I couldn’t totally understand how something that was diagnosed as mild felt so, well, not mild, and that became clearer after seeing the physio, and then a gynecologist…explicit details aside, my gut was impacting my rectum, which was also joining in the fun with my bladder. Party in Clare’s vagina! Sorry, I found humour one of my main tools in not finding this less bleak than it was. During my pregnancy I had discovered that gluten gave me reeeeeally bad heartburn, which I thought was just a pregnancy thing, so after I gave birth, I was pretty desperate for those doughnuts, and got involved with all things gluten, we were always very good friends…but as I investigated my various issues and specifically my poorly functioning gut, I realised, to my devastation, that I would need to break all soul ties with Dunkin Donuts, gluten was in fact causing the problem…the butt one at least, the bladder was an unfortunate consequence of weak connective tissue/pushing a baby out/bad luck…
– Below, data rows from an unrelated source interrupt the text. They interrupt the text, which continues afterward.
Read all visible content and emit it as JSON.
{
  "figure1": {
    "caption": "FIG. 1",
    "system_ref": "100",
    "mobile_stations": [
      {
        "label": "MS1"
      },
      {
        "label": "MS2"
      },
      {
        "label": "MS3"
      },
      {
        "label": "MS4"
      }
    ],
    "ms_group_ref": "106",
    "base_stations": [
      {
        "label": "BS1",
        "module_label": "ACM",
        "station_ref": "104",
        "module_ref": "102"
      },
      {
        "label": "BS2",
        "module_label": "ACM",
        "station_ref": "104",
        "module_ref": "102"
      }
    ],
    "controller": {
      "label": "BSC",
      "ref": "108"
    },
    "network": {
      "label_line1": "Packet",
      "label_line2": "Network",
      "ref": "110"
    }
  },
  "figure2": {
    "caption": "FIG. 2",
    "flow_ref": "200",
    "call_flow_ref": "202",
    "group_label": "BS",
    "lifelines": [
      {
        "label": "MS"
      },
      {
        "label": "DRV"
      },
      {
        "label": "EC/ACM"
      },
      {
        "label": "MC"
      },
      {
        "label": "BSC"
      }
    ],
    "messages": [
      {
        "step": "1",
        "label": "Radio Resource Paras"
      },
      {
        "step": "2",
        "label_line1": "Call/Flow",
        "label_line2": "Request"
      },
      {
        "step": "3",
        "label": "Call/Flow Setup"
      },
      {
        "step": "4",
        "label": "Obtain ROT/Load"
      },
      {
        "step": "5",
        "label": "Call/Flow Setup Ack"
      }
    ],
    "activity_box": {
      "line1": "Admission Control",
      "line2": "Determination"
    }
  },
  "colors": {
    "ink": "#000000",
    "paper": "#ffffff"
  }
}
As I corrected my diet (minus a few relapses), thankfully, things drastically improved and I began to feel like my body was my own again, I guess this was probably around the seven month mark, and it was here that I built more confidence in being out and about, but honestly, I’m still pretty aware of what I can or can’t do, although a big chunk of that is fear, rather than reality, but my pelvic floor is still needing a lot of love. I also had a pretty significant visit to the state hospital where my ass doctor (lols colo-rectal specialist) told me that if things were improving rather than getting worse, these issues aren’t black or white, and surgery should be a last option (although that’s not what the private sector told me, thanks for that) and then said these very non-doctory words which spoke to my spirit “you need to stop living in fear, and live your life”. At this stage I was going to the doctor looking for a miracle, that I could testify and shout from the rooftops, or a pragmatic we-can-fix-it solution…and instead what I got was peace.
I have found this road pretty isolating, not because I haven’t let people into this story with me, nor for lack of support, but really just the constant knowing in the back my mind that anything could drop at any time. What if I walk too long, too quickly, if I laugh too hard, if I worship too freely, if I have to bounce Hudson to sleep for too long? And I guess not really knowing anyone who’s had the same issues, and feeling a bit weird and a bit like less of a woman for not being able to handle childbirth (I know this is ridiculous, at least the lie of it is, but the feeling of it wasn’t).
But, the whole way through this journey, God has been talking to me a lot about surrender, about leaning back, about how I was enough, and later on, about how a drooping rectum wasn’t the end of the world. Perspective is a helpful thing, but I know he also let me roll around in my frustration and pity without judgement or trying to hurry towards peace before I was ready. But that’s me. And this is the middle of the story rather than the end, because I have recently become aware of how much fear I have in me for another baba, the fear of losing another, and the fear of losing control of more of my internals. His promise is peace, to live my life without fear, receiving perfect love…but I’m definitely in the middle, and for now, the middle is ok.